Council to discuss Porter project at Aug. 8 meet

United States Environmental Protection Agency (EPA) officials recently began work on the former HK Porter factory site, and city officials are inviting anyone with questions, concerns or an interest in the project to attend the next meeting of the Huntington Common Council on Tuesday, Aug. 8, at 7 p.m. in the city council chambers, 300 Cherry St.

Andrew Maguire, the EPA federal on-scene coordinator for the project, which is expected to last 10 weeks, and city officials plan to present the most current information on the Superfund project.

EPA officials arrived in Huntington on July 17 to start the assessment phase, which involved air and soil tests for baseline quality and a review of all potential hazards to public health.
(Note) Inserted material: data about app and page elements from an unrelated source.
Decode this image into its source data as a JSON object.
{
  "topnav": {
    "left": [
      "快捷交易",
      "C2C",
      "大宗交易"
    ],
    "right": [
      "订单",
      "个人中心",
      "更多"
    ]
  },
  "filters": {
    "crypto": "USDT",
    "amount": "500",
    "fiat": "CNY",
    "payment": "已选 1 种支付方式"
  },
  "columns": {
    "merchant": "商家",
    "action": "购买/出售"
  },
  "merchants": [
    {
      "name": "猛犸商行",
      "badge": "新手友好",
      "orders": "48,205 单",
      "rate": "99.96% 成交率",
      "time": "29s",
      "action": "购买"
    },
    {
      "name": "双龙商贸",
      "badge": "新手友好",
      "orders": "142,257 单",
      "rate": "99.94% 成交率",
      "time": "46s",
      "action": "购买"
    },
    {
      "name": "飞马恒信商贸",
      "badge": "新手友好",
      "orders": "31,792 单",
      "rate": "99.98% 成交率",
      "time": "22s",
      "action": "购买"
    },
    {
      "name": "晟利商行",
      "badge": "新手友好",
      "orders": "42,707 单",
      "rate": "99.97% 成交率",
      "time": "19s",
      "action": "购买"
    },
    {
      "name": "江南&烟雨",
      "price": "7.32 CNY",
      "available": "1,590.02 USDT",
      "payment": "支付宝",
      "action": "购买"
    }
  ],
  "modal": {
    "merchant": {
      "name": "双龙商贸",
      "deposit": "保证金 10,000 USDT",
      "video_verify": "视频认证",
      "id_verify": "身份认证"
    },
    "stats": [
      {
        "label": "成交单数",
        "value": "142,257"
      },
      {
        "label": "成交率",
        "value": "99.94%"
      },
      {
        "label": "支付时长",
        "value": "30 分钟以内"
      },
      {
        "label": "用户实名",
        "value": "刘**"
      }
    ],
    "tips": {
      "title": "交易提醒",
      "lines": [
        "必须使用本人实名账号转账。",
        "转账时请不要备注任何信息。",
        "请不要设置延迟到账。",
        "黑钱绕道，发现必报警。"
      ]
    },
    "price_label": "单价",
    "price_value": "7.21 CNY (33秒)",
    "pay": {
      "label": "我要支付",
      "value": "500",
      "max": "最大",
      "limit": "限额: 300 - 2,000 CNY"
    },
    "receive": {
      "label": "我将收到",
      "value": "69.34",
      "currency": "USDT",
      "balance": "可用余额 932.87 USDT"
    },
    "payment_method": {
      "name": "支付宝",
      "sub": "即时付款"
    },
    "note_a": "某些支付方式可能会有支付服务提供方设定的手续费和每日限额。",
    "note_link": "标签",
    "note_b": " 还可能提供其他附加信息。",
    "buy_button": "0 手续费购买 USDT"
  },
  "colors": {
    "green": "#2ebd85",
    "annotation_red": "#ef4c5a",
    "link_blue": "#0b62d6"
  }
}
Maguire and his team of 12 is preparing for the removal of several hazardous materials – including asbestos, lead and benzine – at the site.

Maguire and his crew recently obtained and packaged air and water samples for testing at an independent lab. They reported they are aware of lead in the soil and are systematically testing areas throughout the site. City-owned public rights of way will also be tested, which may lead Maguire to request testing of privately-owned properties as well.

Huntington Mayor Brooks Fetters delivered letters regarding the project to area residents on July 27. Maguire, Huntington Director of Development and Redevelopment Bryn Keplinger and other city officials spoke with homeowners in the area on July 28, to hear concerns and to offer open communication regarding the clean-up.

“We have technology onsite that continuously monitors air quality at locations throughout the site,” said Maguire. “If the level of asbestos were to reach a level that the EPA deems unsafe, I receive an e-mail immediately. At that point our crew would cease operations and fix the air quality issue before resuming work.”

Keplinger hopes many will take advantage of the opportunity to attend the meeting. He stresses the importance of communication regarding hazardous materials, especially since so many children live and play near the HK Porter site.

“We hope parents will remind their kids not to enter the HK Porter site during the Superfund clean-up or subsequent redevelopment,” says Keplinger. “We look forward to one day sharing this space with the public, but until then it is not a safe place to play or explore.”

The 12-acre property on Sabine Street became the property of Huntington in March 2014, after a series of initial environmental assessments. The city secured the perimeter to discourage trespassing and has demolished eight outlying buildings.

The city was awarded an EPA Brownfield Assessment in the spring of 2015. In October 2015, the site was approved for action on the EPA’s Superfund Emergency Response Program.